Whether you work as a writer or in a digital field, this work should be printed and presented in a professional manner. They won’t be checking out your awesome new website.
7. A Business Plan
This is your proof that you actually thought out your future in a different country. Some things you should include:
- How you’ll be generating new clients and freelance work
- Events, meetings, etc. for networking
- Goals you plan to achieve
8. Profit & Loss statement
Put together a revenue and expenses excel sheet for 12+ months. Here (and in the list) is a link for a mock-excel document I put together for 6 months with both low and high monthly income numbers, accounting for tax, and what I assume is the average for bills, rent, etc. here in Berlin.
9. Printed Bank Statement
In this case, more money isn’t more problems. The more cash in the bank, the better you look. The German government wants to know you’re not going to come knocking on the German Bank door if you go broke.
If you can, ask a friend or relative to wire you some money if you don’t have it. That bank account just needs to look safe. In Germany, it’s all about financial safety.
10. 2-3 Recommendation Letters
This is essentially letters of recommendation from potential employees stating they will and/or are providing you with N hours of weekly work over the course of the next N months.
More than a recommendation letter, a signed freelance contract holds much more weight.
- These letters or contracts can be either in or outside of Germany. They do not have to be German-only companies.
- On the letters of recommendation or contract, you should not work more than 25 hours, or it can be argued that it is a full-time job.
11. Tax Accountant
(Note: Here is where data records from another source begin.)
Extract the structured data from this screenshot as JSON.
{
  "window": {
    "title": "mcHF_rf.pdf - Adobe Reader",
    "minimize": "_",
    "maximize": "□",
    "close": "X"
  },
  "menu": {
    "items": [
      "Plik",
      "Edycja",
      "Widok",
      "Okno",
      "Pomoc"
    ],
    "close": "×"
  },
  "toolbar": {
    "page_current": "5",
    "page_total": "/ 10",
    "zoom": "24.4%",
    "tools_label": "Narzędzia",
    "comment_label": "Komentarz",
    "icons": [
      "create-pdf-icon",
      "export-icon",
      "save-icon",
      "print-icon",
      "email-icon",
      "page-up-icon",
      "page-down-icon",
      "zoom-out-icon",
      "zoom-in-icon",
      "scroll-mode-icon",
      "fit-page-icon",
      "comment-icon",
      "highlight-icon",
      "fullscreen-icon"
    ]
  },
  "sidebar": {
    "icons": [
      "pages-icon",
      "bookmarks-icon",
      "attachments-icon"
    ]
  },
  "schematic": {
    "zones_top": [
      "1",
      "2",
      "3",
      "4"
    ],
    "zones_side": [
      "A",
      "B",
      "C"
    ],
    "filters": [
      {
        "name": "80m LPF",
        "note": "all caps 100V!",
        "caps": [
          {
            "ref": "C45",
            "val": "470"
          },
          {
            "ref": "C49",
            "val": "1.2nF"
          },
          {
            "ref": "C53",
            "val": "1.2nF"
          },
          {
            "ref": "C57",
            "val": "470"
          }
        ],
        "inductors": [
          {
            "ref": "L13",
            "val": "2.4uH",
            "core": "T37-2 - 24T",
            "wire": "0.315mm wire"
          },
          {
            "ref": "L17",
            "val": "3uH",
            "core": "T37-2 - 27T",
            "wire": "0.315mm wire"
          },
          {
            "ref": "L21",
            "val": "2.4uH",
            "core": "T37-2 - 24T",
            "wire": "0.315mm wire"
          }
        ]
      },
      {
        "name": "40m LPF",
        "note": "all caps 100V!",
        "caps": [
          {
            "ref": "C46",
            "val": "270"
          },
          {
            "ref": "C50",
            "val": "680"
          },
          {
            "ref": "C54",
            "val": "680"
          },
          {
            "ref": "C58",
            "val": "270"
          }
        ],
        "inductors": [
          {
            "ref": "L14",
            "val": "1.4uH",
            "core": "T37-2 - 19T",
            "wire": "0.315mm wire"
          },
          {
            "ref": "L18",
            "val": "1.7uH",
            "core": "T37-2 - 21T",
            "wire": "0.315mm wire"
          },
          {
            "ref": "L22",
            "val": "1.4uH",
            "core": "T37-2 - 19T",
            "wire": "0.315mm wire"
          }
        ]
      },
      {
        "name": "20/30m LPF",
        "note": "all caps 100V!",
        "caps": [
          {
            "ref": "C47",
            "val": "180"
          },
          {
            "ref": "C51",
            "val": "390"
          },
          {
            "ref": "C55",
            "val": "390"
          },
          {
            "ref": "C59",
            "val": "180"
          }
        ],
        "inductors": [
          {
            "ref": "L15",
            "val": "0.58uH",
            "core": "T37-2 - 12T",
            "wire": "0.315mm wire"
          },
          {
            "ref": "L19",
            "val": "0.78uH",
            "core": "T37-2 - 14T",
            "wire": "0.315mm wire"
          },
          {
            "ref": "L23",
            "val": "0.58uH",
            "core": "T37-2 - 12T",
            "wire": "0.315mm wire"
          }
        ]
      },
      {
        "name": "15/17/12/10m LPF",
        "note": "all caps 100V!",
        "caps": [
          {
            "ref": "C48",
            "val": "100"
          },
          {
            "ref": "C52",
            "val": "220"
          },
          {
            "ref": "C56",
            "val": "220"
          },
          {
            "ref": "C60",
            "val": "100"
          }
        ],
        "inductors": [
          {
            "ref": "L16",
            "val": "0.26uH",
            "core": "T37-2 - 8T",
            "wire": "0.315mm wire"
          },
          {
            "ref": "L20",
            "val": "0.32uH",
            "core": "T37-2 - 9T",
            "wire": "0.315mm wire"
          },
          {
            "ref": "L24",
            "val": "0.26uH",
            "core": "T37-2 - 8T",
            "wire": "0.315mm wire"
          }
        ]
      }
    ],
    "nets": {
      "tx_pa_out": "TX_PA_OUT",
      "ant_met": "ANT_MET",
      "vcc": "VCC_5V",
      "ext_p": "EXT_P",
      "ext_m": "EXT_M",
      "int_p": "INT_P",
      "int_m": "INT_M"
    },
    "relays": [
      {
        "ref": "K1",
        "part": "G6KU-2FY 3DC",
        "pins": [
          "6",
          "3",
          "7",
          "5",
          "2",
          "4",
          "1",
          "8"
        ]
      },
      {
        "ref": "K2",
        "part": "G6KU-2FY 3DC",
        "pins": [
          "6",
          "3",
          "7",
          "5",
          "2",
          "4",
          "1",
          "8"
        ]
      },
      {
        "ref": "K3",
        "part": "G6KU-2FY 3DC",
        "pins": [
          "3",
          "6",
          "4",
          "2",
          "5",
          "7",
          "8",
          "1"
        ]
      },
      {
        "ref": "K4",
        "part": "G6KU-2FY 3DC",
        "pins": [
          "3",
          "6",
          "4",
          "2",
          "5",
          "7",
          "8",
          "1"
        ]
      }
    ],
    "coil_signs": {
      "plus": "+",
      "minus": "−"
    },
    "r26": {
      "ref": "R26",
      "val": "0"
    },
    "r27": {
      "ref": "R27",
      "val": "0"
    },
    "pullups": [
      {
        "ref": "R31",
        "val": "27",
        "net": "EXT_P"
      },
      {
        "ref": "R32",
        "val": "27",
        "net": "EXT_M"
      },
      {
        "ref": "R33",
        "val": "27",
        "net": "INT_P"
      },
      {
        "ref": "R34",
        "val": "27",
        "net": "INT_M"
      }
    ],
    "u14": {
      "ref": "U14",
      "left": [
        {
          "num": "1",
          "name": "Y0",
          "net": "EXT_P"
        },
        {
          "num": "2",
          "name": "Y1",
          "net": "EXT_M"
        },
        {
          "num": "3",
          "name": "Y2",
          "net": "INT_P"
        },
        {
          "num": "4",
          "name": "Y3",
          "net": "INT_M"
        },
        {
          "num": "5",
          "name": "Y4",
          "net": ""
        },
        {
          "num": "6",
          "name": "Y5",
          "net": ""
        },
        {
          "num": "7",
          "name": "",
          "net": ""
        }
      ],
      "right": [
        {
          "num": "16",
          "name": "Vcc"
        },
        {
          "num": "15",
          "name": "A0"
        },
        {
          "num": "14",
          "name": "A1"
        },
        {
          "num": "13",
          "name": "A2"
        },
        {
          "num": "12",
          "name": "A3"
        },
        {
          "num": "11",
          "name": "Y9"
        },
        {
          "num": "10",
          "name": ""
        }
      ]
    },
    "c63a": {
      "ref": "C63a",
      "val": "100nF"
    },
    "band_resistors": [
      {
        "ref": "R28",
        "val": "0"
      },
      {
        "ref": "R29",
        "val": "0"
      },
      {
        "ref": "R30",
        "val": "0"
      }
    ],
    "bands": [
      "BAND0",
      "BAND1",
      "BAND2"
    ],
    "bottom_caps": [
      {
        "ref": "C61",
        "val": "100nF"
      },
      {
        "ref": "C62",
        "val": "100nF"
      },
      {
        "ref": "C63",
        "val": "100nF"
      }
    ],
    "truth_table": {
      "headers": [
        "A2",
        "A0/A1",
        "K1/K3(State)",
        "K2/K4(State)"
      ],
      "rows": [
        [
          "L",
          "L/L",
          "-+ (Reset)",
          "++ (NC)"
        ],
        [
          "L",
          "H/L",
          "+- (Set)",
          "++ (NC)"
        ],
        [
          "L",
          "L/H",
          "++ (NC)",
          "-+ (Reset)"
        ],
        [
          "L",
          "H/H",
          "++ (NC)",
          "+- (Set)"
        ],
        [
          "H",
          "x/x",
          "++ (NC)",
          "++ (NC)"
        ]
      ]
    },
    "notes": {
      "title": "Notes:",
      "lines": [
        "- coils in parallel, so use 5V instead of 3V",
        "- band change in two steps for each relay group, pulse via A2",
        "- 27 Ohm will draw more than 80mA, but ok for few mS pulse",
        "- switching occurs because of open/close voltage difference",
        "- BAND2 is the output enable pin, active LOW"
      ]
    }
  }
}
You need a Tax ID before you even touch any freelancing in Germany. So you’re going to need one to handle your finances to prepare for taxes each month/annually and all things related to the tax authority. Finding one eliminates a lot of paper work you yourself need to fill out, and less hair you have to rip out of your head. I’d argue this is as important as finding a german or german speaking individual.
This is a process that can take up to 3 months depending on your level of education, salary, country you are from, etc. Some people receive their visa within 2 weeks and others it takes 2 months. But above all, patience is key. This is also a much easier process if you’re getting your visa through an employer, but hey, if freelance is what you want, here it is. Patience was not something I had a lot of, so I highly suggest it. It doesn’t speed up the process, nor does it make it easier. But hopefully this list and these notes will make it a bit more lax for you.
Again, all of the resources from above can be found in the checklist as well. If you’ve gone through this process before also and have a similar or different story, I’d love to hear it. Did I miss something? Let me know! And if you are about to start this process, let’s chat! Feel free to ask any questions you may have and I’ll do my best to answer them based on my experience. You can tweet me @imcatnoone.
If this helps or you think it will help others, please give it a recommend and share.